Lines from the listing below that contain the string "title" are to be reported.

> [Listed entries]:
▼

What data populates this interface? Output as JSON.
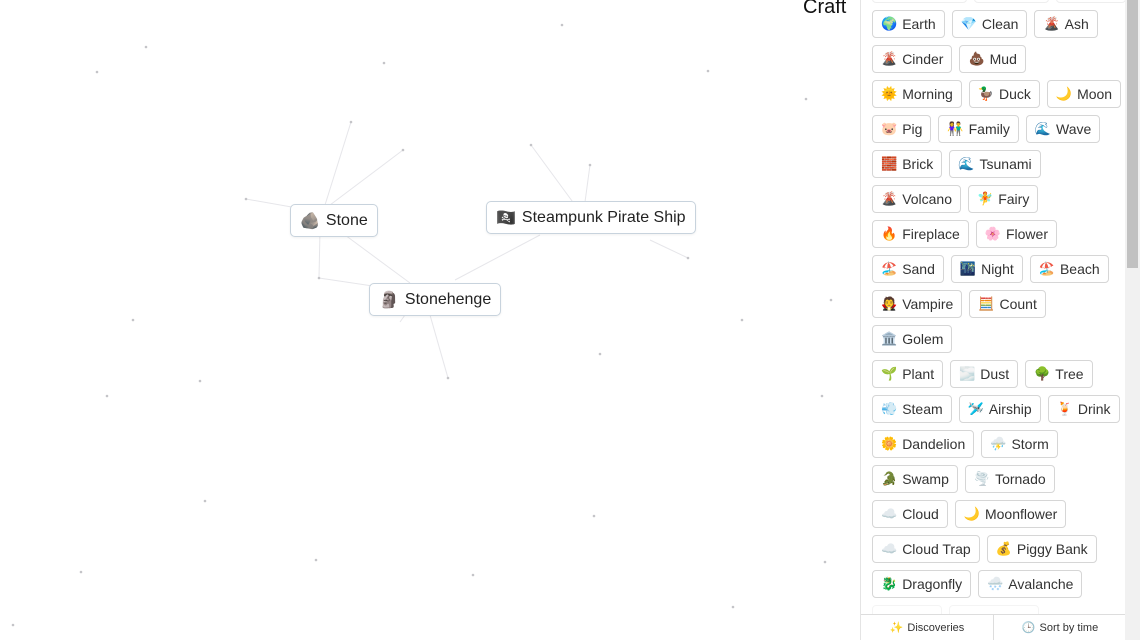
{
  "header": {
    "title": "Craft"
  },
  "canvas_nodes": [
    {
      "emoji": "🪨",
      "label": "Stone"
    },
    {
      "emoji": "🏴‍☠️",
      "label": "Steampunk Pirate Ship"
    },
    {
      "emoji": "🗿",
      "label": "Stonehenge"
    }
  ],
  "sidebar": {
    "rows": [
      [
        {
          "emoji": "",
          "label": ""
        },
        {
          "emoji": "",
          "label": ""
        },
        {
          "emoji": "",
          "label": ""
        }
      ],
      [
        {
          "emoji": "🌍",
          "label": "Earth"
        },
        {
          "emoji": "💎",
          "label": "Clean"
        },
        {
          "emoji": "🌋",
          "label": "Ash"
        }
      ],
      [
        {
          "emoji": "🌋",
          "label": "Cinder"
        },
        {
          "emoji": "💩",
          "label": "Mud"
        }
      ],
      [
        {
          "emoji": "🌞",
          "label": "Morning"
        },
        {
          "emoji": "🦆",
          "label": "Duck"
        },
        {
          "emoji": "🌙",
          "label": "Moon"
        }
      ],
      [
        {
          "emoji": "🐷",
          "label": "Pig"
        },
        {
          "emoji": "👫",
          "label": "Family"
        },
        {
          "emoji": "🌊",
          "label": "Wave"
        }
      ],
      [
        {
          "emoji": "🧱",
          "label": "Brick"
        },
        {
          "emoji": "🌊",
          "label": "Tsunami"
        }
      ],
      [
        {
          "emoji": "🌋",
          "label": "Volcano"
        },
        {
          "emoji": "🧚",
          "label": "Fairy"
        }
      ],
      [
        {
          "emoji": "🔥",
          "label": "Fireplace"
        },
        {
          "emoji": "🌸",
          "label": "Flower"
        }
      ],
      [
        {
          "emoji": "🏖️",
          "label": "Sand"
        },
        {
          "emoji": "🌃",
          "label": "Night"
        },
        {
          "emoji": "🏖️",
          "label": "Beach"
        }
      ],
      [
        {
          "emoji": "🧛",
          "label": "Vampire"
        },
        {
          "emoji": "🧮",
          "label": "Count"
        }
      ],
      [
        {
          "emoji": "🏛️",
          "label": "Golem"
        }
      ],
      [
        {
          "emoji": "🌱",
          "label": "Plant"
        },
        {
          "emoji": "🌫️",
          "label": "Dust"
        },
        {
          "emoji": "🌳",
          "label": "Tree"
        }
      ],
      [
        {
          "emoji": "💨",
          "label": "Steam"
        },
        {
          "emoji": "🛩️",
          "label": "Airship"
        },
        {
          "emoji": "🍹",
          "label": "Drink"
        }
      ],
      [
        {
          "emoji": "🌼",
          "label": "Dandelion"
        },
        {
          "emoji": "⛈️",
          "label": "Storm"
        }
      ],
      [
        {
          "emoji": "🐊",
          "label": "Swamp"
        },
        {
          "emoji": "🌪️",
          "label": "Tornado"
        }
      ],
      [
        {
          "emoji": "☁️",
          "label": "Cloud"
        },
        {
          "emoji": "🌙",
          "label": "Moonflower"
        }
      ],
      [
        {
          "emoji": "☁️",
          "label": "Cloud Trap"
        },
        {
          "emoji": "💰",
          "label": "Piggy Bank"
        }
      ],
      [
        {
          "emoji": "🐉",
          "label": "Dragonfly"
        },
        {
          "emoji": "🌨️",
          "label": "Avalanche"
        }
      ]
    ],
    "footer": {
      "discoveries": "Discoveries",
      "sort": "Sort by time"
    }
  }
}
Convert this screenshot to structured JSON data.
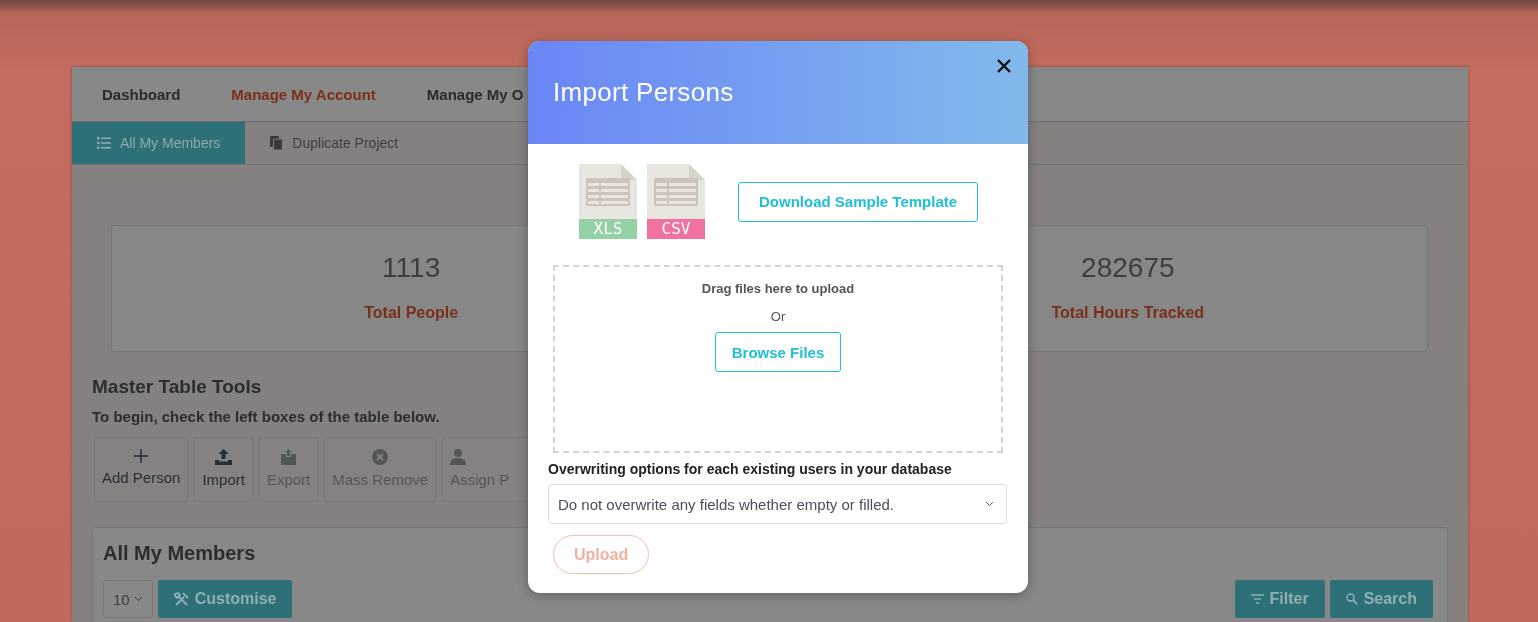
{
  "nav": {
    "items": [
      {
        "label": "Dashboard",
        "selected": false
      },
      {
        "label": "Manage My Account",
        "selected": true
      },
      {
        "label": "Manage My O",
        "selected": false
      }
    ]
  },
  "subtabs": [
    {
      "label": "All My Members",
      "selected": true
    },
    {
      "label": "Duplicate Project",
      "selected": false
    }
  ],
  "stats": [
    {
      "value": "1113",
      "label": "Total People"
    },
    {
      "value": "282675",
      "label": "Total Hours Tracked"
    }
  ],
  "tools": {
    "title": "Master Table Tools",
    "hint": "To begin, check the left boxes of the table below.",
    "buttons": [
      {
        "label": "Add Person",
        "kind": "add",
        "disabled": false
      },
      {
        "label": "Import",
        "kind": "import",
        "disabled": false
      },
      {
        "label": "Export",
        "kind": "export",
        "disabled": true
      },
      {
        "label": "Mass Remove",
        "kind": "remove",
        "disabled": true
      },
      {
        "label": "Assign P",
        "kind": "assign",
        "disabled": true
      }
    ]
  },
  "members": {
    "title": "All My Members",
    "page_size": "10",
    "customise": "Customise",
    "filter": "Filter",
    "search": "Search"
  },
  "modal": {
    "title": "Import Persons",
    "files": [
      {
        "label": "XLS",
        "color": "#94d1a4"
      },
      {
        "label": "CSV",
        "color": "#f2729f"
      }
    ],
    "download_button": "Download Sample Template",
    "dropzone": {
      "text": "Drag files here to upload",
      "separator": "Or",
      "button": "Browse Files"
    },
    "overwrite": {
      "label": "Overwriting options for each existing users in your database",
      "value": "Do not overwrite any fields whether empty or filled."
    },
    "upload_button": {
      "label": "Upload",
      "disabled": true
    }
  }
}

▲

> [Written reply]:
    "title": "Craft"
    "title": "Master Table Tools",
    "title": "All My Members",
    "title": "Import Persons",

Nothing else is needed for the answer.